Items from an interface collection
────
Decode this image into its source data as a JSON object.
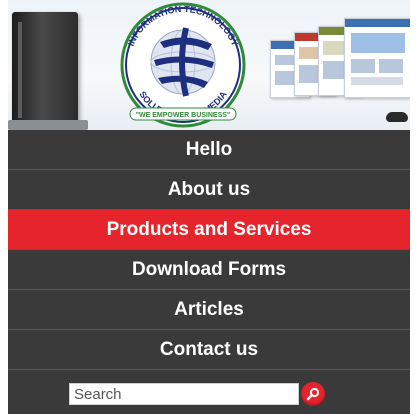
{
  "banner": {
    "logo_ring_text_top": "INFORMATION TECHNOLOGY",
    "logo_ring_text_bottom": "SOLUTIONS AND MEDIA",
    "logo_tagline": "\"WE EMPOWER BUSINESS\""
  },
  "nav": {
    "items": [
      {
        "label": "Hello",
        "active": false
      },
      {
        "label": "About us",
        "active": false
      },
      {
        "label": "Products and Services",
        "active": true
      },
      {
        "label": "Download Forms",
        "active": false
      },
      {
        "label": "Articles",
        "active": false
      },
      {
        "label": "Contact us",
        "active": false
      }
    ]
  },
  "search": {
    "placeholder": "Search",
    "icon": "search-icon"
  },
  "colors": {
    "nav_background": "#3a3a3a",
    "active_item": "#e5242b",
    "logo_navy": "#1f2f80",
    "logo_green": "#2e8b3a"
  }
}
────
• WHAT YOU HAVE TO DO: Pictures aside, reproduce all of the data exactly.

• RESULT FOR THIS TASK:
Decode this image into its source data as a JSON object.
{
  "banner": {
    "logo_ring_text_top": "INFORMATION TECHNOLOGY",
    "logo_ring_text_bottom": "SOLUTIONS AND MEDIA",
    "logo_tagline": "\"WE EMPOWER BUSINESS\""
  },
  "nav": {
    "items": [
      {
        "label": "Hello",
        "active": false
      },
      {
        "label": "About us",
        "active": false
      },
      {
        "label": "Products and Services",
        "active": true
      },
      {
        "label": "Download Forms",
        "active": false
      },
      {
        "label": "Articles",
        "active": false
      },
      {
        "label": "Contact us",
        "active": false
      }
    ]
  },
  "search": {
    "placeholder": "Search",
    "icon": "search-icon"
  },
  "colors": {
    "nav_background": "#3a3a3a",
    "active_item": "#e5242b",
    "logo_navy": "#1f2f80",
    "logo_green": "#2e8b3a"
  }
}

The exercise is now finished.